DOC leaching from a coniferous forest floor: modeling a manipulation experiment
Publikation/Tidskrift/Serie: Journal of Plant Nutrition and Soil Science/Zeitschrift für Pflanzenernahrung und Bodenkunde
Dokumenttyp: Artikel i tidskrift
Förlag: John Wiley & Sons

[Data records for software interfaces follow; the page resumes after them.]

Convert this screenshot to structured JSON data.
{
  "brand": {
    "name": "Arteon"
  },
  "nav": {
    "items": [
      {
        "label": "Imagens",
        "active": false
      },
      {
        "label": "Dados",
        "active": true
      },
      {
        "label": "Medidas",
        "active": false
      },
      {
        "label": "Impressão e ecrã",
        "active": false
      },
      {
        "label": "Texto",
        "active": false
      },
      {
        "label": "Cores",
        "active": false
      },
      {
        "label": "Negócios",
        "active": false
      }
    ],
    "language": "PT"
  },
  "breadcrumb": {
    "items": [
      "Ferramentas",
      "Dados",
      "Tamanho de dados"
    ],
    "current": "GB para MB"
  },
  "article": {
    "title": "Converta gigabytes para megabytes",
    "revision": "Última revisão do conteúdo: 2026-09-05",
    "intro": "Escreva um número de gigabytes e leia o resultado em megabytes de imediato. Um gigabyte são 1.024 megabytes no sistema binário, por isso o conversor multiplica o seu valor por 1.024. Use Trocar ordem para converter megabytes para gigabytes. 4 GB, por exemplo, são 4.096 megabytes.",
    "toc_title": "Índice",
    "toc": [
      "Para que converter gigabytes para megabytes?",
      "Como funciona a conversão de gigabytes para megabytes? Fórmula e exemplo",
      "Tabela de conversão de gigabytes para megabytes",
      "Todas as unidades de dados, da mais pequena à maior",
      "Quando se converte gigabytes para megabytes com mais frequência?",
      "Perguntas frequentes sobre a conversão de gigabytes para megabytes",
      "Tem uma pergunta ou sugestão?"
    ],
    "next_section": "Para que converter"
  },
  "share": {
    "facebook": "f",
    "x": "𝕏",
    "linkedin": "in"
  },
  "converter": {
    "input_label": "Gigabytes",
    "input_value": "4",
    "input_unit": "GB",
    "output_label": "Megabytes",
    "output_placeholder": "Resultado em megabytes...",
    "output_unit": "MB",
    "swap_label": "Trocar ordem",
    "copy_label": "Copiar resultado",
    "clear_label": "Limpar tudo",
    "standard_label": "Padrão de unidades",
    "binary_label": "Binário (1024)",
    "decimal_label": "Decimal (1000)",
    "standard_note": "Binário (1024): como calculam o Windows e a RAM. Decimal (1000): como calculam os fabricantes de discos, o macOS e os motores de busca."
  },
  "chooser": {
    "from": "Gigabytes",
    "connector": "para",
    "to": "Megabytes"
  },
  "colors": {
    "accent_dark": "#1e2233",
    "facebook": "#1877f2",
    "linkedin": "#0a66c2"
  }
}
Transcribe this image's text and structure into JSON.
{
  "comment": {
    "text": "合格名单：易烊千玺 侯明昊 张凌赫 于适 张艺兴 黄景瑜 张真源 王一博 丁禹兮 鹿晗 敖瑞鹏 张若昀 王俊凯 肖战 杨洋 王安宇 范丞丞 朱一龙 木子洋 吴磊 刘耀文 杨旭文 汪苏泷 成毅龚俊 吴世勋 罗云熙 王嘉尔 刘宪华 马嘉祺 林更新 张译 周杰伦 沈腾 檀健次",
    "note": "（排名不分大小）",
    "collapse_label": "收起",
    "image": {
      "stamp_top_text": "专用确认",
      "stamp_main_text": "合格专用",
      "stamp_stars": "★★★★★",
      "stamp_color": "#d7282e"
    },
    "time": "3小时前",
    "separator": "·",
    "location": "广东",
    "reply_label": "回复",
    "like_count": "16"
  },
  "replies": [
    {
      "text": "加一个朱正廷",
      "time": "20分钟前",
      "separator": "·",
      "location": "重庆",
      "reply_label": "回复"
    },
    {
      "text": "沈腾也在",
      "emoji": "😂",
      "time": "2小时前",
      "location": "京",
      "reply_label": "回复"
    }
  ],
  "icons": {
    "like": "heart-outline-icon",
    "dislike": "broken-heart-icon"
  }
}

The DyDOC model simulates the C dynamics of forest soils, including the production and transport of dissolved organic matter (DOM), on the basis of soil hydrology, metabolic processes, and sorption reactions. The model recognizes three main pools of soil C: litter, substrate (an intermediate transformation product), and humic substances. The model was used to simulate the behavior of C in the 0 horizon of soil under a Norway spruce stand at Asa, Sweden, that had been subjected to experimental manipulations (addition and removal) of above-ground litter inputs and to removal of the Oi and Oe layers. Initially, the model was calibrated using results for the control plots and was able to reproduce the observed total soil C pool and C-14 content, DOC flux and DO C-14 content, and the pool of litter C, together with the assumed content of C in humic substances (20% of the total soil C), and the assumed distribution of DOC between hydrophilic and hydrophobic fractions. The constant describing DOC exchange between micro- and macropores was estimated from short-term variations in DOC concentration. When the calibrated model was used to predict the effects of litter and soil manipulations, it underestimated the additional DOC export (up to 33%) caused by litter addition, and underestimated the 22% reduction in DOC export caused by litter withdrawal. Therefore, an additional metabolic process, the direct conversion of litter to DOC, was added to the model. The addition of this process permitted reasonably accurate simulation of the results of the manipulation experiments, without affecting the goodness-of-fit in the model calibration. The results suggest that, under normal conditions, DOC exported from the Asa forest floor is a mixture of compounds derived from soil C pools with a range of residence times. Approximately equal amounts come from the litter pool (turnover time 4.6 yr), the substrate pool (26 yr), and the humic-substances pool (36 yr).
- ISSN: 1436-8730